● **What you will do**: Retype each line of the material below word for word; pictures stay out.

>>>>>

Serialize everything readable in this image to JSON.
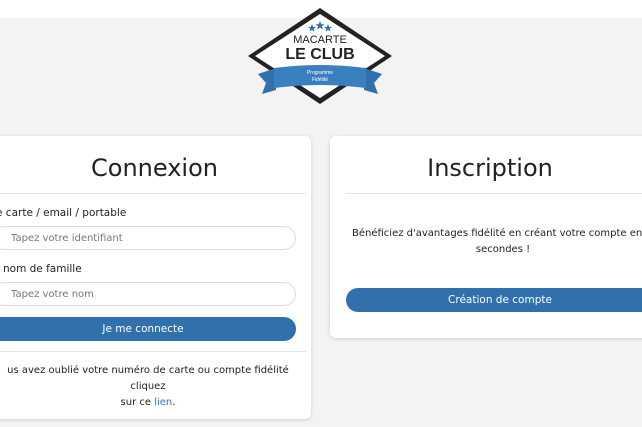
{
  "logo": {
    "line1": "MACARTE",
    "line2": "LE CLUB",
    "ribbon_line1": "Programme",
    "ribbon_line2": "Fidélité",
    "colors": {
      "dark": "#222222",
      "blue": "#2f70ad"
    }
  },
  "login": {
    "title": "Connexion",
    "id_label": "e carte / email / portable",
    "id_placeholder": "Tapez votre identifiant",
    "name_label": "nom de famille",
    "name_placeholder": "Tapez votre nom",
    "submit_label": "Je me connecte",
    "forgot_text_1": "us avez oublié votre numéro de carte ou compte fidélité cliquez",
    "forgot_text_2": "sur ce",
    "forgot_link": "lien",
    "forgot_end": "."
  },
  "signup": {
    "title": "Inscription",
    "text_1": "Bénéficiez d'avantages fidélité en créant votre compte en quelq",
    "text_2": "secondes !",
    "button_label": "Création de compte"
  },
  "colors": {
    "accent": "#2f70ad",
    "background": "#f3f3f3",
    "card": "#ffffff"
  }
}
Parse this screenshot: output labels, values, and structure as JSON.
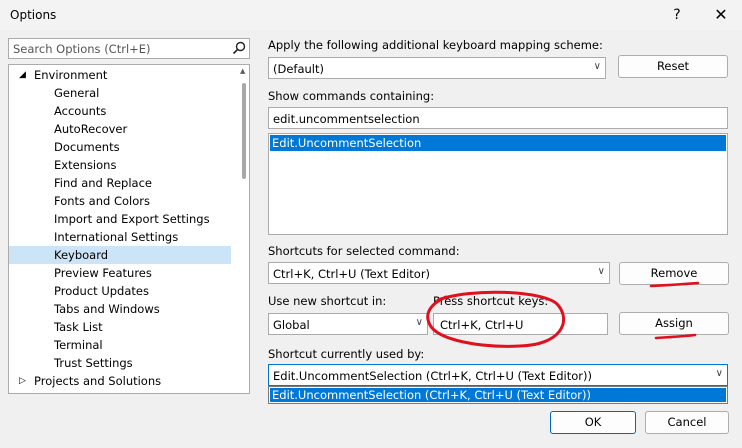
{
  "window": {
    "title": "Options",
    "help_label": "?",
    "close_label": "✕"
  },
  "search": {
    "placeholder": "Search Options (Ctrl+E)"
  },
  "tree": {
    "items": [
      {
        "label": "Environment",
        "level": 0,
        "expanded": true
      },
      {
        "label": "General",
        "level": 1
      },
      {
        "label": "Accounts",
        "level": 1
      },
      {
        "label": "AutoRecover",
        "level": 1
      },
      {
        "label": "Documents",
        "level": 1
      },
      {
        "label": "Extensions",
        "level": 1
      },
      {
        "label": "Find and Replace",
        "level": 1
      },
      {
        "label": "Fonts and Colors",
        "level": 1
      },
      {
        "label": "Import and Export Settings",
        "level": 1
      },
      {
        "label": "International Settings",
        "level": 1
      },
      {
        "label": "Keyboard",
        "level": 1,
        "selected": true
      },
      {
        "label": "Preview Features",
        "level": 1
      },
      {
        "label": "Product Updates",
        "level": 1
      },
      {
        "label": "Tabs and Windows",
        "level": 1
      },
      {
        "label": "Task List",
        "level": 1
      },
      {
        "label": "Terminal",
        "level": 1
      },
      {
        "label": "Trust Settings",
        "level": 1
      },
      {
        "label": "Projects and Solutions",
        "level": 0,
        "expanded": false
      }
    ]
  },
  "keyboard": {
    "mapping_label": "Apply the following additional keyboard mapping scheme:",
    "mapping_value": "(Default)",
    "reset_label": "Reset",
    "show_commands_label": "Show commands containing:",
    "command_filter": "edit.uncommentselection",
    "commands": [
      "Edit.UncommentSelection"
    ],
    "shortcuts_label": "Shortcuts for selected command:",
    "shortcut_value": "Ctrl+K, Ctrl+U (Text Editor)",
    "remove_label": "Remove",
    "use_shortcut_in_label": "Use new shortcut in:",
    "use_shortcut_in_value": "Global",
    "press_keys_label": "Press shortcut keys:",
    "press_keys_value": "Ctrl+K, Ctrl+U",
    "assign_label": "Assign",
    "currently_used_label": "Shortcut currently used by:",
    "currently_used_value": "Edit.UncommentSelection (Ctrl+K, Ctrl+U (Text Editor))",
    "currently_used_options": [
      "Edit.UncommentSelection (Ctrl+K, Ctrl+U (Text Editor))"
    ]
  },
  "footer": {
    "ok_label": "OK",
    "cancel_label": "Cancel"
  },
  "colors": {
    "selection_blue": "#0078d7",
    "tree_selection": "#cce4f7",
    "annotation_red": "#e0101e"
  }
}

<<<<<

● **Result of the exercise**:
Serialize everything readable in this image to JSON.
{
  "logo": {
    "line1": "MACARTE",
    "line2": "LE CLUB",
    "ribbon_line1": "Programme",
    "ribbon_line2": "Fidélité",
    "colors": {
      "dark": "#222222",
      "blue": "#2f70ad"
    }
  },
  "login": {
    "title": "Connexion",
    "id_label": "e carte / email / portable",
    "id_placeholder": "Tapez votre identifiant",
    "name_label": "nom de famille",
    "name_placeholder": "Tapez votre nom",
    "submit_label": "Je me connecte",
    "forgot_text_1": "us avez oublié votre numéro de carte ou compte fidélité cliquez",
    "forgot_text_2": "sur ce",
    "forgot_link": "lien",
    "forgot_end": "."
  },
  "signup": {
    "title": "Inscription",
    "text_1": "Bénéficiez d'avantages fidélité en créant votre compte en quelq",
    "text_2": "secondes !",
    "button_label": "Création de compte"
  },
  "colors": {
    "accent": "#2f70ad",
    "background": "#f3f3f3",
    "card": "#ffffff"
  }
}
Parse this screenshot: output labels, values, and structure as JSON.
{
  "window": {
    "title": "Options",
    "help_label": "?",
    "close_label": "✕"
  },
  "search": {
    "placeholder": "Search Options (Ctrl+E)"
  },
  "tree": {
    "items": [
      {
        "label": "Environment",
        "level": 0,
        "expanded": true
      },
      {
        "label": "General",
        "level": 1
      },
      {
        "label": "Accounts",
        "level": 1
      },
      {
        "label": "AutoRecover",
        "level": 1
      },
      {
        "label": "Documents",
        "level": 1
      },
      {
        "label": "Extensions",
        "level": 1
      },
      {
        "label": "Find and Replace",
        "level": 1
      },
      {
        "label": "Fonts and Colors",
        "level": 1
      },
      {
        "label": "Import and Export Settings",
        "level": 1
      },
      {
        "label": "International Settings",
        "level": 1
      },
      {
        "label": "Keyboard",
        "level": 1,
        "selected": true
      },
      {
        "label": "Preview Features",
        "level": 1
      },
      {
        "label": "Product Updates",
        "level": 1
      },
      {
        "label": "Tabs and Windows",
        "level": 1
      },
      {
        "label": "Task List",
        "level": 1
      },
      {
        "label": "Terminal",
        "level": 1
      },
      {
        "label": "Trust Settings",
        "level": 1
      },
      {
        "label": "Projects and Solutions",
        "level": 0,
        "expanded": false
      }
    ]
  },
  "keyboard": {
    "mapping_label": "Apply the following additional keyboard mapping scheme:",
    "mapping_value": "(Default)",
    "reset_label": "Reset",
    "show_commands_label": "Show commands containing:",
    "command_filter": "edit.uncommentselection",
    "commands": [
      "Edit.UncommentSelection"
    ],
    "shortcuts_label": "Shortcuts for selected command:",
    "shortcut_value": "Ctrl+K, Ctrl+U (Text Editor)",
    "remove_label": "Remove",
    "use_shortcut_in_label": "Use new shortcut in:",
    "use_shortcut_in_value": "Global",
    "press_keys_label": "Press shortcut keys:",
    "press_keys_value": "Ctrl+K, Ctrl+U",
    "assign_label": "Assign",
    "currently_used_label": "Shortcut currently used by:",
    "currently_used_value": "Edit.UncommentSelection (Ctrl+K, Ctrl+U (Text Editor))",
    "currently_used_options": [
      "Edit.UncommentSelection (Ctrl+K, Ctrl+U (Text Editor))"
    ]
  },
  "footer": {
    "ok_label": "OK",
    "cancel_label": "Cancel"
  },
  "colors": {
    "selection_blue": "#0078d7",
    "tree_selection": "#cce4f7",
    "annotation_red": "#e0101e"
  }
}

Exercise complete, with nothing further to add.